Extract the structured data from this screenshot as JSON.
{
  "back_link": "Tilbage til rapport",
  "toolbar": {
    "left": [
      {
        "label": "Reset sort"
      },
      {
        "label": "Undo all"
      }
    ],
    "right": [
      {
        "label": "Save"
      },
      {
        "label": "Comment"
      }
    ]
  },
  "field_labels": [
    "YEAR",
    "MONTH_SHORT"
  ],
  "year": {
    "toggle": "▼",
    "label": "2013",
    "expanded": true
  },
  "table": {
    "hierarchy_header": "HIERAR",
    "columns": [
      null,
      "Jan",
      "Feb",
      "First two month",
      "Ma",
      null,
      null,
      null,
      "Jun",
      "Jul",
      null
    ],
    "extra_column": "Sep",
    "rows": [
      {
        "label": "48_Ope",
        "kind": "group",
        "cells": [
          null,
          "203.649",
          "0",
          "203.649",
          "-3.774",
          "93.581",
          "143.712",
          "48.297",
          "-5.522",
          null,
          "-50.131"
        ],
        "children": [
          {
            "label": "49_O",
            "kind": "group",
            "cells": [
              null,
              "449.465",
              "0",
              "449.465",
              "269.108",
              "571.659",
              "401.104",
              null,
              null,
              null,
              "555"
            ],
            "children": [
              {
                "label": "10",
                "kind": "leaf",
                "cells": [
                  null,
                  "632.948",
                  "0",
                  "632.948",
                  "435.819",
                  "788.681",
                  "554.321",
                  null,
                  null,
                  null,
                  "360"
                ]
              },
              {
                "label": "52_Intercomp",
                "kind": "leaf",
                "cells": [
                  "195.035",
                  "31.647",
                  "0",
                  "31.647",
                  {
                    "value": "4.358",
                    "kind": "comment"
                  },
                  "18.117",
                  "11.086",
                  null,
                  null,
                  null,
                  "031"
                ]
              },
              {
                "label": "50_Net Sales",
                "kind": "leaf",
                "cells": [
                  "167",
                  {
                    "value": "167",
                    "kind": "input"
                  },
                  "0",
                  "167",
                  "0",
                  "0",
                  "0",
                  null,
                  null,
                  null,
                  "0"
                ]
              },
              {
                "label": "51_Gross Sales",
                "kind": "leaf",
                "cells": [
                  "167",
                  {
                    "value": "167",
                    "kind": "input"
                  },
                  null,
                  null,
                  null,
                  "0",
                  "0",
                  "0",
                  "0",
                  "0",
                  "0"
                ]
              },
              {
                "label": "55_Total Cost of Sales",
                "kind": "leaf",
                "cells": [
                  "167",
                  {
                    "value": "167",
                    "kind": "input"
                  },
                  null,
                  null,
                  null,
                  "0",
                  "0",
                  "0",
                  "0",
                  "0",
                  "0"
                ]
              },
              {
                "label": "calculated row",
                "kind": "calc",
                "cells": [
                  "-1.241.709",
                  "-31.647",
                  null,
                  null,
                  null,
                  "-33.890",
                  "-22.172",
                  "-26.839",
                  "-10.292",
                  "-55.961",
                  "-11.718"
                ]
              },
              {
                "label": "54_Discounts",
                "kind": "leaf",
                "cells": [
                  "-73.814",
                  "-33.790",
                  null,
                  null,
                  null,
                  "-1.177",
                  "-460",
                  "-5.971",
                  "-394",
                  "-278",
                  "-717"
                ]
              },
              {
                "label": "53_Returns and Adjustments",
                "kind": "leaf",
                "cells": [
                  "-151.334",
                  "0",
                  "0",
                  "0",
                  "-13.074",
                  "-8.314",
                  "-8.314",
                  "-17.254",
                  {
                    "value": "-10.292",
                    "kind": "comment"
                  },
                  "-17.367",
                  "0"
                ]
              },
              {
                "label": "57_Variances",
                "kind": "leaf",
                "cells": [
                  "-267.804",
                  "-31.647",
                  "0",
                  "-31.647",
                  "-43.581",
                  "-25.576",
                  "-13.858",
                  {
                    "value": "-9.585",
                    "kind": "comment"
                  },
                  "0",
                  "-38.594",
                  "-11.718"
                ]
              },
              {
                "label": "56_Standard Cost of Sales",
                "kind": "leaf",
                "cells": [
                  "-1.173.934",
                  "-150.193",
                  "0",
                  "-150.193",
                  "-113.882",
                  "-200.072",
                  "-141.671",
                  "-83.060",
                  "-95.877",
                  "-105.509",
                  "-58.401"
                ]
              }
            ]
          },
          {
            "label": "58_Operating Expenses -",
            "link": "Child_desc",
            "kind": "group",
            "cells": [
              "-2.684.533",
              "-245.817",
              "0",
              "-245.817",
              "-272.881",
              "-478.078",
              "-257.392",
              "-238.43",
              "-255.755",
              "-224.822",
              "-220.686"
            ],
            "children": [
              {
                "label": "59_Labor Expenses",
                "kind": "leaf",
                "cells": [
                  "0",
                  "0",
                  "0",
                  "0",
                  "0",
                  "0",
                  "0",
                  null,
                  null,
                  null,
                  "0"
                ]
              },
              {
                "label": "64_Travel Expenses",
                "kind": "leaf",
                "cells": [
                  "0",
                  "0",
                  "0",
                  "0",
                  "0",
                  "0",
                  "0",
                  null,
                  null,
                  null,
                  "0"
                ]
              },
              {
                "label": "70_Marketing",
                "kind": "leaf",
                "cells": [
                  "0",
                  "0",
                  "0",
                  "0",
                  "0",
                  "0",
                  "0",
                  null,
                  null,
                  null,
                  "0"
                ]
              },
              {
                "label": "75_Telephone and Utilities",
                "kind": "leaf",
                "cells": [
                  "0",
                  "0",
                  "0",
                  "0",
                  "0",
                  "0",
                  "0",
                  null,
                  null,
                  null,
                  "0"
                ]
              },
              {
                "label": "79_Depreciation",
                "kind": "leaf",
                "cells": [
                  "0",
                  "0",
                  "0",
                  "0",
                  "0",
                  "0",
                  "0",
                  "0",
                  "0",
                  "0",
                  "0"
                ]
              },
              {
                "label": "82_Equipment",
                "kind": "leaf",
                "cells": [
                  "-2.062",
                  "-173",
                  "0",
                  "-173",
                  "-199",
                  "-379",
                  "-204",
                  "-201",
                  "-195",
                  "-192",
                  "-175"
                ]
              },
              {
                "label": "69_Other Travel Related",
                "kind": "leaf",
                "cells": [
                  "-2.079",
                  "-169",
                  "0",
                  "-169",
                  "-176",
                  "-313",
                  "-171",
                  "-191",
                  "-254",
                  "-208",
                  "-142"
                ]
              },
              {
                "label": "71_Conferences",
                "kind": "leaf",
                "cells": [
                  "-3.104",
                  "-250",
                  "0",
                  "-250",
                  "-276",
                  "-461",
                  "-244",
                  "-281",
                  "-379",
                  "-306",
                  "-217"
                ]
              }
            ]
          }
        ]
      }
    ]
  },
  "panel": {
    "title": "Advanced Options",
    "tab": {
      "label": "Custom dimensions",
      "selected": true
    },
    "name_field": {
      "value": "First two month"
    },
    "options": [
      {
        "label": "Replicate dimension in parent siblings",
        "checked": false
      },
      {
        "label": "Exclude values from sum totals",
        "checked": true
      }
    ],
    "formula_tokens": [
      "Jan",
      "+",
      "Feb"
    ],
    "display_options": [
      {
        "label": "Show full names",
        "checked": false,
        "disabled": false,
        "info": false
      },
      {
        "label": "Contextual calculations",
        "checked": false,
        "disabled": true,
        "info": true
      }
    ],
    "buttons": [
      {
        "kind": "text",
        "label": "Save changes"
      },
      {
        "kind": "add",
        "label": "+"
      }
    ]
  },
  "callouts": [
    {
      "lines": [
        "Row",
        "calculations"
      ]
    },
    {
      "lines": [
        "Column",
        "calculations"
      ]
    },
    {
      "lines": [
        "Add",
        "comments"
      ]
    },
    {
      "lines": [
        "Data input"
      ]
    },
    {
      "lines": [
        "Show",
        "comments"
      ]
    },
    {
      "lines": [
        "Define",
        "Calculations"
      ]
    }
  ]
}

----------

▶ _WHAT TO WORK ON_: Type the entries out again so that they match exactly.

▶ _SOLUTION TO THIS EXERCISE_:
Extract the structured data from this screenshot as JSON.
{
  "back_link": "Tilbage til rapport",
  "toolbar": {
    "left": [
      {
        "label": "Reset sort"
      },
      {
        "label": "Undo all"
      }
    ],
    "right": [
      {
        "label": "Save"
      },
      {
        "label": "Comment"
      }
    ]
  },
  "field_labels": [
    "YEAR",
    "MONTH_SHORT"
  ],
  "year": {
    "toggle": "▼",
    "label": "2013",
    "expanded": true
  },
  "table": {
    "hierarchy_header": "HIERAR",
    "columns": [
      null,
      "Jan",
      "Feb",
      "First two month",
      "Ma",
      null,
      null,
      null,
      "Jun",
      "Jul",
      null
    ],
    "extra_column": "Sep",
    "rows": [
      {
        "label": "48_Ope",
        "kind": "group",
        "cells": [
          null,
          "203.649",
          "0",
          "203.649",
          "-3.774",
          "93.581",
          "143.712",
          "48.297",
          "-5.522",
          null,
          "-50.131"
        ],
        "children": [
          {
            "label": "49_O",
            "kind": "group",
            "cells": [
              null,
              "449.465",
              "0",
              "449.465",
              "269.108",
              "571.659",
              "401.104",
              null,
              null,
              null,
              "555"
            ],
            "children": [
              {
                "label": "10",
                "kind": "leaf",
                "cells": [
                  null,
                  "632.948",
                  "0",
                  "632.948",
                  "435.819",
                  "788.681",
                  "554.321",
                  null,
                  null,
                  null,
                  "360"
                ]
              },
              {
                "label": "52_Intercomp",
                "kind": "leaf",
                "cells": [
                  "195.035",
                  "31.647",
                  "0",
                  "31.647",
                  {
                    "value": "4.358",
                    "kind": "comment"
                  },
                  "18.117",
                  "11.086",
                  null,
                  null,
                  null,
                  "031"
                ]
              },
              {
                "label": "50_Net Sales",
                "kind": "leaf",
                "cells": [
                  "167",
                  {
                    "value": "167",
                    "kind": "input"
                  },
                  "0",
                  "167",
                  "0",
                  "0",
                  "0",
                  null,
                  null,
                  null,
                  "0"
                ]
              },
              {
                "label": "51_Gross Sales",
                "kind": "leaf",
                "cells": [
                  "167",
                  {
                    "value": "167",
                    "kind": "input"
                  },
                  null,
                  null,
                  null,
                  "0",
                  "0",
                  "0",
                  "0",
                  "0",
                  "0"
                ]
              },
              {
                "label": "55_Total Cost of Sales",
                "kind": "leaf",
                "cells": [
                  "167",
                  {
                    "value": "167",
                    "kind": "input"
                  },
                  null,
                  null,
                  null,
                  "0",
                  "0",
                  "0",
                  "0",
                  "0",
                  "0"
                ]
              },
              {
                "label": "calculated row",
                "kind": "calc",
                "cells": [
                  "-1.241.709",
                  "-31.647",
                  null,
                  null,
                  null,
                  "-33.890",
                  "-22.172",
                  "-26.839",
                  "-10.292",
                  "-55.961",
                  "-11.718"
                ]
              },
              {
                "label": "54_Discounts",
                "kind": "leaf",
                "cells": [
                  "-73.814",
                  "-33.790",
                  null,
                  null,
                  null,
                  "-1.177",
                  "-460",
                  "-5.971",
                  "-394",
                  "-278",
                  "-717"
                ]
              },
              {
                "label": "53_Returns and Adjustments",
                "kind": "leaf",
                "cells": [
                  "-151.334",
                  "0",
                  "0",
                  "0",
                  "-13.074",
                  "-8.314",
                  "-8.314",
                  "-17.254",
                  {
                    "value": "-10.292",
                    "kind": "comment"
                  },
                  "-17.367",
                  "0"
                ]
              },
              {
                "label": "57_Variances",
                "kind": "leaf",
                "cells": [
                  "-267.804",
                  "-31.647",
                  "0",
                  "-31.647",
                  "-43.581",
                  "-25.576",
                  "-13.858",
                  {
                    "value": "-9.585",
                    "kind": "comment"
                  },
                  "0",
                  "-38.594",
                  "-11.718"
                ]
              },
              {
                "label": "56_Standard Cost of Sales",
                "kind": "leaf",
                "cells": [
                  "-1.173.934",
                  "-150.193",
                  "0",
                  "-150.193",
                  "-113.882",
                  "-200.072",
                  "-141.671",
                  "-83.060",
                  "-95.877",
                  "-105.509",
                  "-58.401"
                ]
              }
            ]
          },
          {
            "label": "58_Operating Expenses -",
            "link": "Child_desc",
            "kind": "group",
            "cells": [
              "-2.684.533",
              "-245.817",
              "0",
              "-245.817",
              "-272.881",
              "-478.078",
              "-257.392",
              "-238.43",
              "-255.755",
              "-224.822",
              "-220.686"
            ],
            "children": [
              {
                "label": "59_Labor Expenses",
                "kind": "leaf",
                "cells": [
                  "0",
                  "0",
                  "0",
                  "0",
                  "0",
                  "0",
                  "0",
                  null,
                  null,
                  null,
                  "0"
                ]
              },
              {
                "label": "64_Travel Expenses",
                "kind": "leaf",
                "cells": [
                  "0",
                  "0",
                  "0",
                  "0",
                  "0",
                  "0",
                  "0",
                  null,
                  null,
                  null,
                  "0"
                ]
              },
              {
                "label": "70_Marketing",
                "kind": "leaf",
                "cells": [
                  "0",
                  "0",
                  "0",
                  "0",
                  "0",
                  "0",
                  "0",
                  null,
                  null,
                  null,
                  "0"
                ]
              },
              {
                "label": "75_Telephone and Utilities",
                "kind": "leaf",
                "cells": [
                  "0",
                  "0",
                  "0",
                  "0",
                  "0",
                  "0",
                  "0",
                  null,
                  null,
                  null,
                  "0"
                ]
              },
              {
                "label": "79_Depreciation",
                "kind": "leaf",
                "cells": [
                  "0",
                  "0",
                  "0",
                  "0",
                  "0",
                  "0",
                  "0",
                  "0",
                  "0",
                  "0",
                  "0"
                ]
              },
              {
                "label": "82_Equipment",
                "kind": "leaf",
                "cells": [
                  "-2.062",
                  "-173",
                  "0",
                  "-173",
                  "-199",
                  "-379",
                  "-204",
                  "-201",
                  "-195",
                  "-192",
                  "-175"
                ]
              },
              {
                "label": "69_Other Travel Related",
                "kind": "leaf",
                "cells": [
                  "-2.079",
                  "-169",
                  "0",
                  "-169",
                  "-176",
                  "-313",
                  "-171",
                  "-191",
                  "-254",
                  "-208",
                  "-142"
                ]
              },
              {
                "label": "71_Conferences",
                "kind": "leaf",
                "cells": [
                  "-3.104",
                  "-250",
                  "0",
                  "-250",
                  "-276",
                  "-461",
                  "-244",
                  "-281",
                  "-379",
                  "-306",
                  "-217"
                ]
              }
            ]
          }
        ]
      }
    ]
  },
  "panel": {
    "title": "Advanced Options",
    "tab": {
      "label": "Custom dimensions",
      "selected": true
    },
    "name_field": {
      "value": "First two month"
    },
    "options": [
      {
        "label": "Replicate dimension in parent siblings",
        "checked": false
      },
      {
        "label": "Exclude values from sum totals",
        "checked": true
      }
    ],
    "formula_tokens": [
      "Jan",
      "+",
      "Feb"
    ],
    "display_options": [
      {
        "label": "Show full names",
        "checked": false,
        "disabled": false,
        "info": false
      },
      {
        "label": "Contextual calculations",
        "checked": false,
        "disabled": true,
        "info": true
      }
    ],
    "buttons": [
      {
        "kind": "text",
        "label": "Save changes"
      },
      {
        "kind": "add",
        "label": "+"
      }
    ]
  },
  "callouts": [
    {
      "lines": [
        "Row",
        "calculations"
      ]
    },
    {
      "lines": [
        "Column",
        "calculations"
      ]
    },
    {
      "lines": [
        "Add",
        "comments"
      ]
    },
    {
      "lines": [
        "Data input"
      ]
    },
    {
      "lines": [
        "Show",
        "comments"
      ]
    },
    {
      "lines": [
        "Define",
        "Calculations"
      ]
    }
  ]
}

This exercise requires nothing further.